- Chrysler’s Smart Fortwo. The Smart Fortwo is a model that looks like you could fold it up in your back pocket or park it in your living room. Manufactured in France, it is barely eight feet long. It sells everywhere in the United States. Previously built for gasoline and diesel, the new all-electric model sells for only $12,000 and leases for $99 a month. You’re starting to see them more and more on the streets of New York City.
- Toyota Scion IQ. Positioned as a direct competitor to the Fortwo, Toyota’s “city car” sold as a 3-cylinder gasoline engine until the electric version was introduced last year. Estimated range is only 50 miles with a three-hour recharge, so it’s really limited to city driving. The price is high – $35,000 – and right now it’s only available for fleet purchases and car share programs. The first 30 units were bought by the University of California at Irvine.

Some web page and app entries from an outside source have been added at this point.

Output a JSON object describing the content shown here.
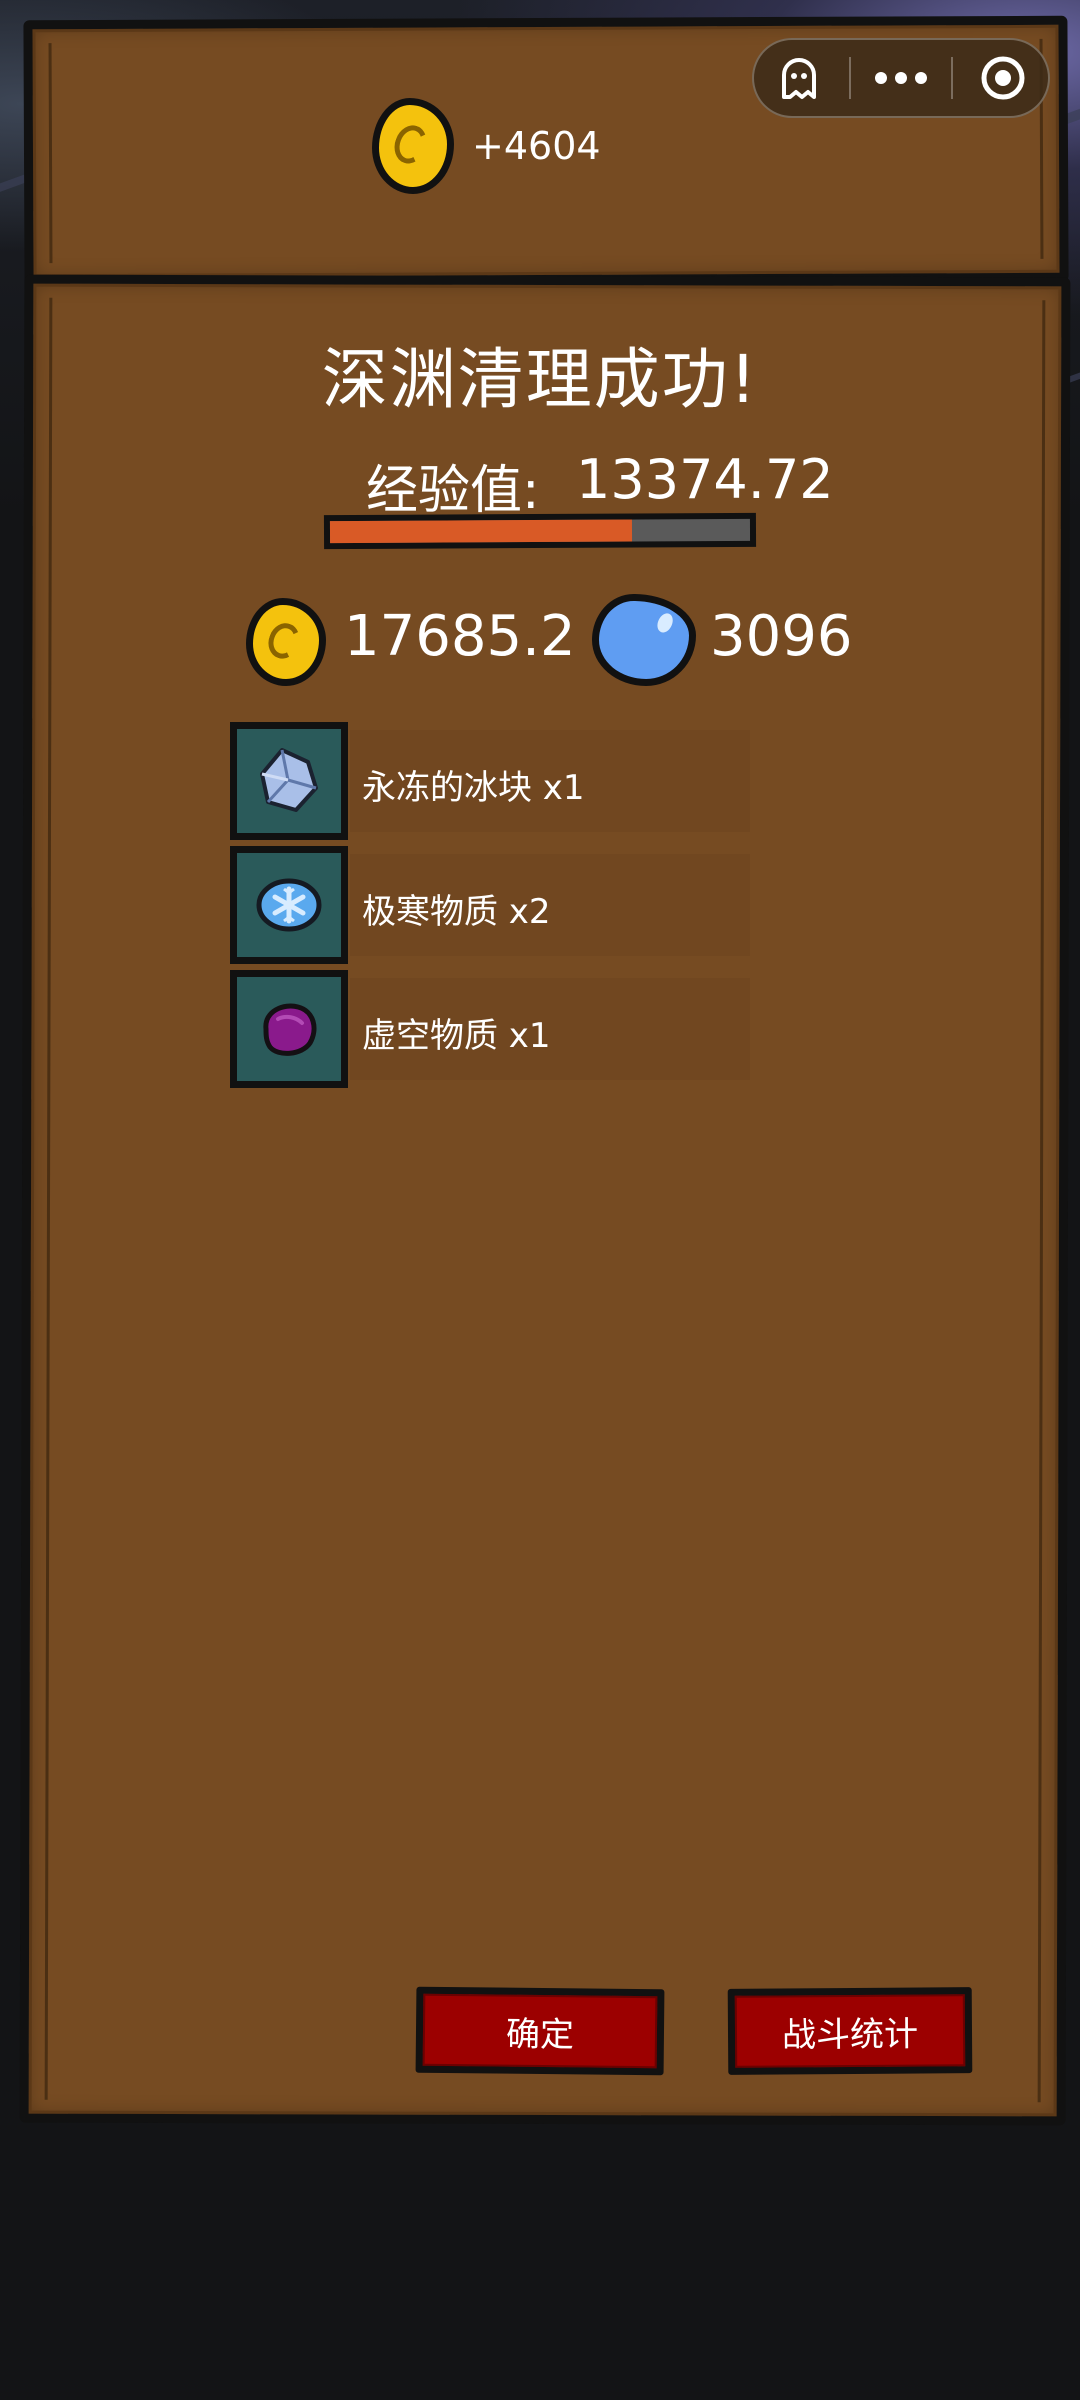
{
  "top_banner": {
    "gold_gain": "+4604"
  },
  "capsule_menu": {
    "items": [
      "ghost-icon",
      "more-dots-icon",
      "close-circle-icon"
    ]
  },
  "result": {
    "title": "深渊清理成功!",
    "exp_label": "经验值:",
    "exp_value": "13374.72",
    "exp_progress": 0.72,
    "gold_total": "17685.2",
    "gem_total": "3096"
  },
  "rewards": [
    {
      "label": "永冻的冰块 x1",
      "icon": "ice-crystal-icon"
    },
    {
      "label": "极寒物质 x2",
      "icon": "frost-matter-icon"
    },
    {
      "label": "虚空物质 x1",
      "icon": "void-matter-icon"
    }
  ],
  "buttons": {
    "confirm": "确定",
    "battle_stats": "战斗统计"
  },
  "colors": {
    "panel": "#764b22",
    "button": "#9c0000",
    "slot": "#2a5a5a",
    "exp_fill": "#d95a26",
    "coin": "#f4c20d",
    "gem": "#5f9df2"
  }
}
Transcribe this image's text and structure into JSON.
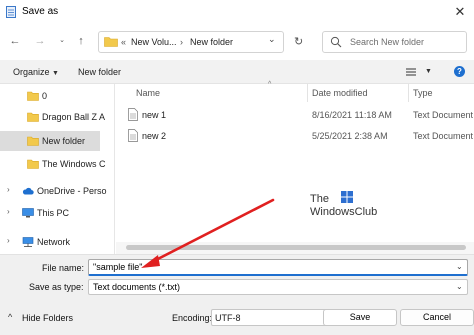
{
  "window": {
    "title": "Save as",
    "close_glyph": "✕"
  },
  "nav": {
    "back_glyph": "←",
    "forward_glyph": "→",
    "up_glyph": "↑",
    "address_breadcrumb_lead": "«",
    "address_segment_1": "New Volu...",
    "address_separator": "›",
    "address_segment_2": "New folder",
    "address_dropdown_glyph": "⌄",
    "refresh_glyph": "↻",
    "search_placeholder": "Search New folder"
  },
  "toolbar": {
    "organize_label": "Organize",
    "organize_caret": "▼",
    "new_folder_label": "New folder",
    "view_caret": "▼",
    "help_glyph": "?"
  },
  "sidebar": {
    "items": [
      {
        "label": "0"
      },
      {
        "label": "Dragon Ball Z A"
      },
      {
        "label": "New folder"
      },
      {
        "label": "The Windows C"
      },
      {
        "label": "OneDrive - Perso"
      },
      {
        "label": "This PC"
      },
      {
        "label": "Network"
      }
    ],
    "expander_glyph": "›"
  },
  "files": {
    "columns": [
      "Name",
      "Date modified",
      "Type"
    ],
    "rows": [
      {
        "name": "new 1",
        "date": "8/16/2021 11:18 AM",
        "type": "Text Document"
      },
      {
        "name": "new 2",
        "date": "5/25/2021 2:38 AM",
        "type": "Text Document"
      }
    ],
    "sort_glyph": "^"
  },
  "watermark": {
    "line1": "The",
    "line2": "WindowsClub"
  },
  "form": {
    "file_name_label": "File name:",
    "file_name_value": "\"sample file\"",
    "save_as_type_label": "Save as type:",
    "save_as_type_value": "Text documents (*.txt)",
    "encoding_label": "Encoding:",
    "encoding_value": "UTF-8",
    "dropdown_glyph": "⌄"
  },
  "buttons": {
    "hide_folders_label": "Hide Folders",
    "hide_folders_glyph": "^",
    "save_label": "Save",
    "cancel_label": "Cancel"
  },
  "colors": {
    "accent": "#1e6fcf",
    "folder": "#f2c94c",
    "annotation_arrow": "#e02020"
  }
}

- Mitsubishi i-MIEV EV. Introduced in Japan in 2008 and soon sold almost everywhere but in the United States, the “i” version was finally brought to these shores in 2011, a slightly larger version with some additional features. The American version has a range of only 62 miles but was ranked by the EPA as the most fuel-efficient car in America until surpassed by the Honda Fit EV in 2012. It sells for $23,000.

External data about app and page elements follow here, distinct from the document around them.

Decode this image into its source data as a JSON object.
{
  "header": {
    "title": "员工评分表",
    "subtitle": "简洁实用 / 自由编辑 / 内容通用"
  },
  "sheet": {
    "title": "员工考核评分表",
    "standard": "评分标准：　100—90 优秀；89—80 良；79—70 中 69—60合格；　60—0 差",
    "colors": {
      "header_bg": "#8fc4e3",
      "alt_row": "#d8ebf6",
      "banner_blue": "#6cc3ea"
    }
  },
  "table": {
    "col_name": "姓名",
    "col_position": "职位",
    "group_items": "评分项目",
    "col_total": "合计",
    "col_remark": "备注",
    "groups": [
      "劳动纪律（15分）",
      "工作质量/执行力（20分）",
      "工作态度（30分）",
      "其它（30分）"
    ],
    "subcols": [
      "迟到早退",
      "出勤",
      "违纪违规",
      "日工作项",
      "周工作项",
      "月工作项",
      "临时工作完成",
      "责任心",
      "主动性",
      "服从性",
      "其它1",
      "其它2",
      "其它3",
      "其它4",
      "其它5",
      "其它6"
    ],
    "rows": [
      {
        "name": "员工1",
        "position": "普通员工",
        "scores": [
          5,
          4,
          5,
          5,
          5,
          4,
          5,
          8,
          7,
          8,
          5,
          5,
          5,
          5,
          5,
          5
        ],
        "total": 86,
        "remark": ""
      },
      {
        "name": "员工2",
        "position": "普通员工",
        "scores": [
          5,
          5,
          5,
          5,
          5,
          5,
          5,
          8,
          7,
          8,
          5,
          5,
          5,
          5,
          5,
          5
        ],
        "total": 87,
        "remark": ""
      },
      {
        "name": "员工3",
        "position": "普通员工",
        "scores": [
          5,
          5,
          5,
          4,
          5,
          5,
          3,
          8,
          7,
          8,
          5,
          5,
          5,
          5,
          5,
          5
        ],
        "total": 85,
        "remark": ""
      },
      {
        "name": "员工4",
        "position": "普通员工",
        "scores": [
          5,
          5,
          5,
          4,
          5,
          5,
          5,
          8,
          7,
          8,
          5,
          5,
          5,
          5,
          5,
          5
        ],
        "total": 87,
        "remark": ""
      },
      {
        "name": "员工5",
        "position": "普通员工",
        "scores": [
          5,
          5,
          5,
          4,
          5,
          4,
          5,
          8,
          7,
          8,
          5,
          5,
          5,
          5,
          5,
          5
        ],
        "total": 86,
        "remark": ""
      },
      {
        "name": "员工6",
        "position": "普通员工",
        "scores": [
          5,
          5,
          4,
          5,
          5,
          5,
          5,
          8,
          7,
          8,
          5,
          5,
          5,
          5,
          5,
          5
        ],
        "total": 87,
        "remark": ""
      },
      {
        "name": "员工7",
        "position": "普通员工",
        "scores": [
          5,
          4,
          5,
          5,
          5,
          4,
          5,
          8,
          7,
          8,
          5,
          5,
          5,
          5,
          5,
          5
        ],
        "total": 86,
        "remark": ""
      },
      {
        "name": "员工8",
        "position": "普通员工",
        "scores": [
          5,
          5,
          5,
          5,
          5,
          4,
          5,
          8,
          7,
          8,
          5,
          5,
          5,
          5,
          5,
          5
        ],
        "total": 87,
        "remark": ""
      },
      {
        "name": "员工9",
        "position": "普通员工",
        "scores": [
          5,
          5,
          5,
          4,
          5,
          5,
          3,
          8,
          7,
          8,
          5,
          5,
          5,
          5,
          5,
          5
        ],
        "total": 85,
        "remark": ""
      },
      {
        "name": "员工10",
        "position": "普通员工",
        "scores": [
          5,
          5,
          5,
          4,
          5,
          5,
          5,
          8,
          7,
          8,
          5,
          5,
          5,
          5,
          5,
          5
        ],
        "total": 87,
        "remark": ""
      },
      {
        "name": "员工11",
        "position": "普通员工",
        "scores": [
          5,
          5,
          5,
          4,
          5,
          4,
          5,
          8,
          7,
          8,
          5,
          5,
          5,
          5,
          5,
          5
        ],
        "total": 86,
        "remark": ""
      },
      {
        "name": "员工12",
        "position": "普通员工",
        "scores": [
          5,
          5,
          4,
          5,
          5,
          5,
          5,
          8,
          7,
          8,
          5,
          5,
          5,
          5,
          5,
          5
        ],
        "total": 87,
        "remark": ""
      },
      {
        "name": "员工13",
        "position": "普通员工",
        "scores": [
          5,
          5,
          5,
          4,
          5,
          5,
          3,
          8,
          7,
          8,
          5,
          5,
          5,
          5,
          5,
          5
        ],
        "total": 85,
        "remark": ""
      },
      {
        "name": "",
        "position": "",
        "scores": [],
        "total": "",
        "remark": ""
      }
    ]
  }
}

- Honda Fit EV. Still only available on a lease basis, the Fit EV goes for $259 a month. Introduced only in California and Oregon in 2011, it is now available in New York, New Jersey, Maryland, Massachusetts, Connecticut and Rhode Island as well. The car only has an 80-mile range but is highly fuel efficient.
Getting people to accept the proposition of driving around city streets in something that looks like it could be sold on the floor of FAO Schwarz, of course, is an entirely different matter. In test driving a city car for The New York Times, Jim Motavalli reports a neighbor commenting, “It’s adorable, but I’m afraid it would be crushed by a Suburban.” The idea of weaving in and out of traffic in what amounts to a tin can is certainly not for everyone. But electric vehicles have lots of torque at the lower end of the spectrum and can be easily maneuvered. Plus if nothing else, they are loaded with safety features.
To anyone familiar with the dense urban streets of Athens or Buenos Aires, city cars would be a familiar sight. And of course the more there are of them, the less dangerous driving becomes. The progress of mini-cars is slow but you’re seeing more and more of them. In the end, they may revolutionize urban driving.